"I think he (Mallya) has become more a victim of flamboyance and arrogance than of any political conspiracy," Mr Gopinath told news agency PTI.
The near-bankrupt Kingfisher Airlines has been grounded since 2012 and owes banks over Rs 9,000 crore, far less than bigger defaults in sectors like metals and infrastructure.
A regular at global partying circles, Mr Mallya, whose interests include Formula-1 and an annual swimwear calendar, moved to London amid growing attention from the Indian law enforcement agencies and courts. He has now become the poster-boy of defaults.
The liquor baron was "not wise" about his activities during the days of default, Mr Gopinath said, referring to him as a "political football", who borrowed money when the Congress-led UPA government was in power.
He also acknowledged that Mr Mallya is a "poster boy for loan defaults", and hence, "both parties politically find him too close for comfort".
Politicians from both parties have "been seen" socialising with Mr Mallya, and have been witness to his overindulgent habits including Formula one races, and IPL matches, yet they accuse each other, Mr Gopinath pointed out.
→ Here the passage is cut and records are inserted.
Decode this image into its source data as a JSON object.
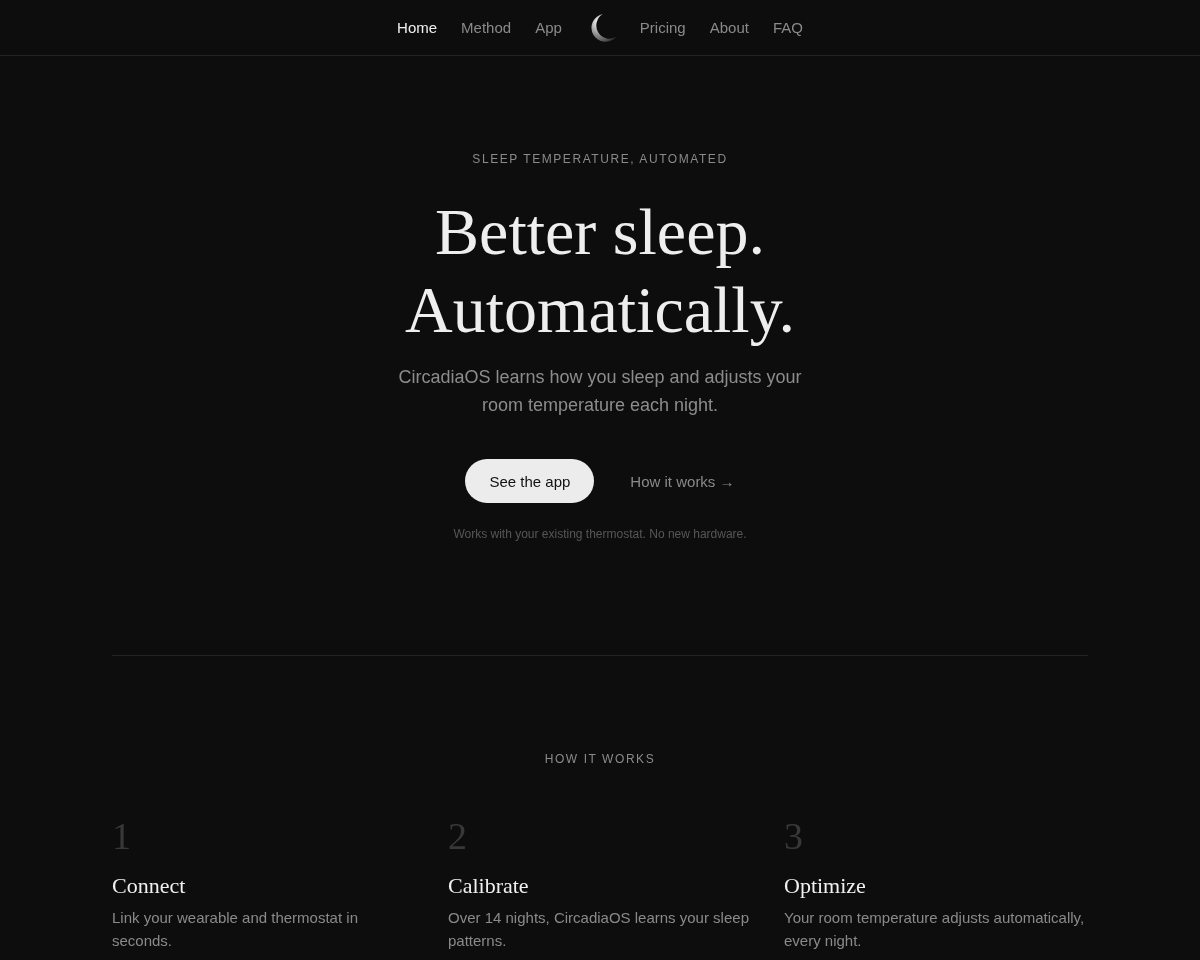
{
  "nav": {
    "links_left": [
      {
        "label": "Home",
        "selected": true
      },
      {
        "label": "Method",
        "selected": false
      },
      {
        "label": "App",
        "selected": false
      }
    ],
    "links_right": [
      {
        "label": "Pricing",
        "selected": false
      },
      {
        "label": "About",
        "selected": false
      },
      {
        "label": "FAQ",
        "selected": false
      }
    ]
  },
  "hero": {
    "eyebrow": "SLEEP TEMPERATURE, AUTOMATED",
    "heading_lines": [
      "Better sleep.",
      "Automatically."
    ],
    "lead": "CircadiaOS learns how you sleep and adjusts your room temperature each night.",
    "primary_button": "See the app",
    "secondary_link": "How it works →",
    "note": "Works with your existing thermostat. No new hardware."
  },
  "how_it_works": {
    "label": "HOW IT WORKS",
    "steps": [
      {
        "number": "1",
        "title": "Connect",
        "description": "Link your wearable and thermostat in seconds."
      },
      {
        "number": "2",
        "title": "Calibrate",
        "description": "Over 14 nights, CircadiaOS learns your sleep patterns."
      },
      {
        "number": "3",
        "title": "Optimize",
        "description": "Your room temperature adjusts automatically, every night."
      }
    ]
  }
}
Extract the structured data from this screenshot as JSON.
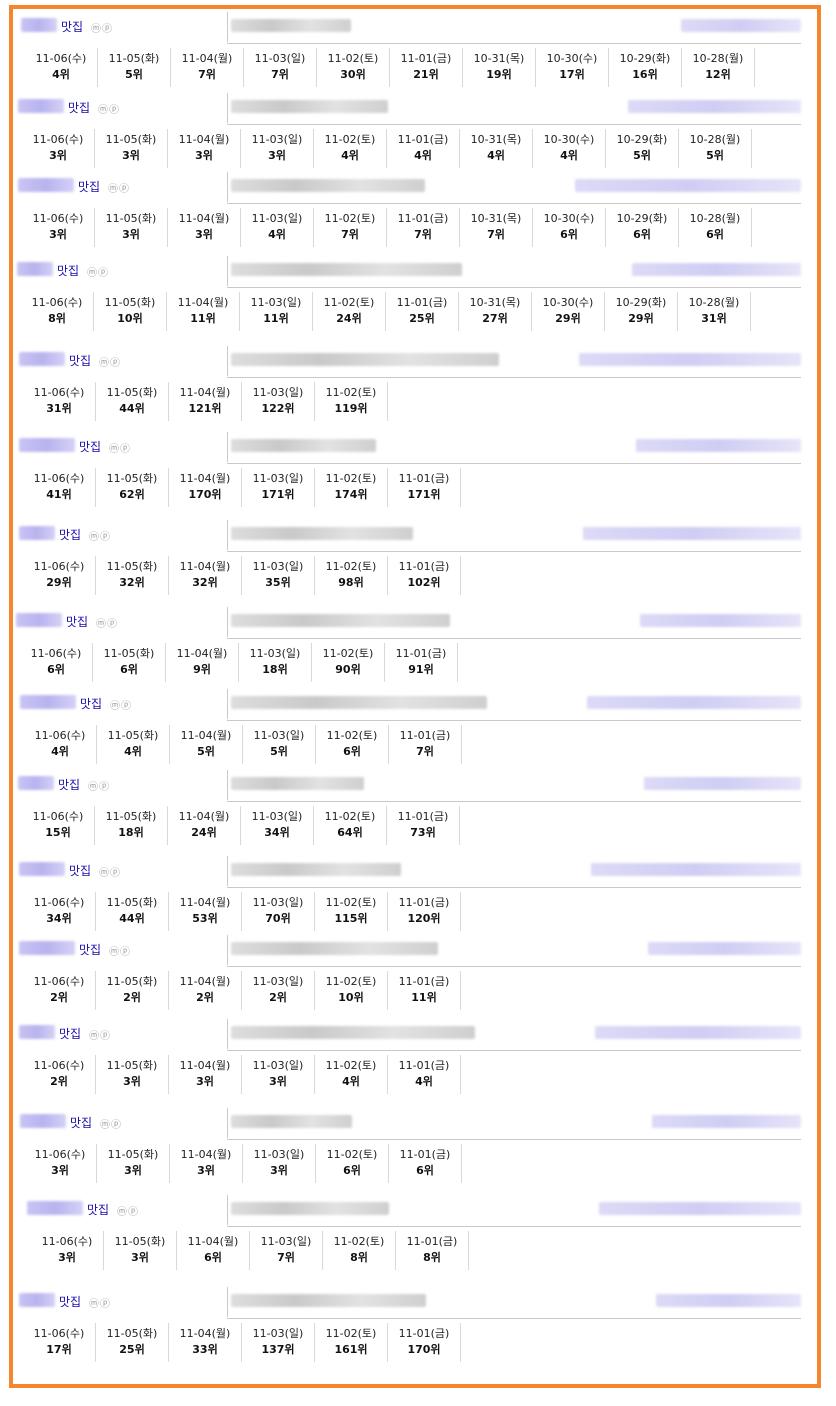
{
  "keyword_suffix": "맛집",
  "badge": "ⓜⓟ",
  "rank_unit": "위",
  "entries": [
    {
      "days": [
        "11-06(수)",
        "11-05(화)",
        "11-04(월)",
        "11-03(일)",
        "11-02(토)",
        "11-01(금)",
        "10-31(목)",
        "10-30(수)",
        "10-29(화)",
        "10-28(월)"
      ],
      "ranks": [
        "4",
        "5",
        "7",
        "7",
        "30",
        "21",
        "19",
        "17",
        "16",
        "12"
      ]
    },
    {
      "days": [
        "11-06(수)",
        "11-05(화)",
        "11-04(월)",
        "11-03(일)",
        "11-02(토)",
        "11-01(금)",
        "10-31(목)",
        "10-30(수)",
        "10-29(화)",
        "10-28(월)"
      ],
      "ranks": [
        "3",
        "3",
        "3",
        "3",
        "4",
        "4",
        "4",
        "4",
        "5",
        "5"
      ]
    },
    {
      "days": [
        "11-06(수)",
        "11-05(화)",
        "11-04(월)",
        "11-03(일)",
        "11-02(토)",
        "11-01(금)",
        "10-31(목)",
        "10-30(수)",
        "10-29(화)",
        "10-28(월)"
      ],
      "ranks": [
        "3",
        "3",
        "3",
        "4",
        "7",
        "7",
        "7",
        "6",
        "6",
        "6"
      ]
    },
    {
      "days": [
        "11-06(수)",
        "11-05(화)",
        "11-04(월)",
        "11-03(일)",
        "11-02(토)",
        "11-01(금)",
        "10-31(목)",
        "10-30(수)",
        "10-29(화)",
        "10-28(월)"
      ],
      "ranks": [
        "8",
        "10",
        "11",
        "11",
        "24",
        "25",
        "27",
        "29",
        "29",
        "31"
      ]
    },
    {
      "days": [
        "11-06(수)",
        "11-05(화)",
        "11-04(월)",
        "11-03(일)",
        "11-02(토)"
      ],
      "ranks": [
        "31",
        "44",
        "121",
        "122",
        "119"
      ]
    },
    {
      "days": [
        "11-06(수)",
        "11-05(화)",
        "11-04(월)",
        "11-03(일)",
        "11-02(토)",
        "11-01(금)"
      ],
      "ranks": [
        "41",
        "62",
        "170",
        "171",
        "174",
        "171"
      ]
    },
    {
      "days": [
        "11-06(수)",
        "11-05(화)",
        "11-04(월)",
        "11-03(일)",
        "11-02(토)",
        "11-01(금)"
      ],
      "ranks": [
        "29",
        "32",
        "32",
        "35",
        "98",
        "102"
      ]
    },
    {
      "days": [
        "11-06(수)",
        "11-05(화)",
        "11-04(월)",
        "11-03(일)",
        "11-02(토)",
        "11-01(금)"
      ],
      "ranks": [
        "6",
        "6",
        "9",
        "18",
        "90",
        "91"
      ]
    },
    {
      "days": [
        "11-06(수)",
        "11-05(화)",
        "11-04(월)",
        "11-03(일)",
        "11-02(토)",
        "11-01(금)"
      ],
      "ranks": [
        "4",
        "4",
        "5",
        "5",
        "6",
        "7"
      ]
    },
    {
      "days": [
        "11-06(수)",
        "11-05(화)",
        "11-04(월)",
        "11-03(일)",
        "11-02(토)",
        "11-01(금)"
      ],
      "ranks": [
        "15",
        "18",
        "24",
        "34",
        "64",
        "73"
      ]
    },
    {
      "days": [
        "11-06(수)",
        "11-05(화)",
        "11-04(월)",
        "11-03(일)",
        "11-02(토)",
        "11-01(금)"
      ],
      "ranks": [
        "34",
        "44",
        "53",
        "70",
        "115",
        "120"
      ]
    },
    {
      "days": [
        "11-06(수)",
        "11-05(화)",
        "11-04(월)",
        "11-03(일)",
        "11-02(토)",
        "11-01(금)"
      ],
      "ranks": [
        "2",
        "2",
        "2",
        "2",
        "10",
        "11"
      ]
    },
    {
      "days": [
        "11-06(수)",
        "11-05(화)",
        "11-04(월)",
        "11-03(일)",
        "11-02(토)",
        "11-01(금)"
      ],
      "ranks": [
        "2",
        "3",
        "3",
        "3",
        "4",
        "4"
      ]
    },
    {
      "days": [
        "11-06(수)",
        "11-05(화)",
        "11-04(월)",
        "11-03(일)",
        "11-02(토)",
        "11-01(금)"
      ],
      "ranks": [
        "3",
        "3",
        "3",
        "3",
        "6",
        "6"
      ]
    },
    {
      "days": [
        "11-06(수)",
        "11-05(화)",
        "11-04(월)",
        "11-03(일)",
        "11-02(토)",
        "11-01(금)"
      ],
      "ranks": [
        "3",
        "3",
        "6",
        "7",
        "8",
        "8"
      ]
    },
    {
      "days": [
        "11-06(수)",
        "11-05(화)",
        "11-04(월)",
        "11-03(일)",
        "11-02(토)",
        "11-01(금)"
      ],
      "ranks": [
        "17",
        "25",
        "33",
        "137",
        "161",
        "170"
      ]
    }
  ]
}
Reiterating that Mr Mallya is not a victim of any politcal conspiracy, Mr Gopinath once again said he has become a "hot potato" for all, which has led him to be "politically abandoned".
Mr Gopinath was critical of the fact that Mr Mallya fled the country and hinted that he should have paid back his dues using the wealth from his other companies. "I think he should have acted sooner by mobilising funds from his other liquor companies and rescued Kingfisher Airlines. But it was too late," he said, adding that if competitor Spicejet could be saved, Kingfisher could have also been saved.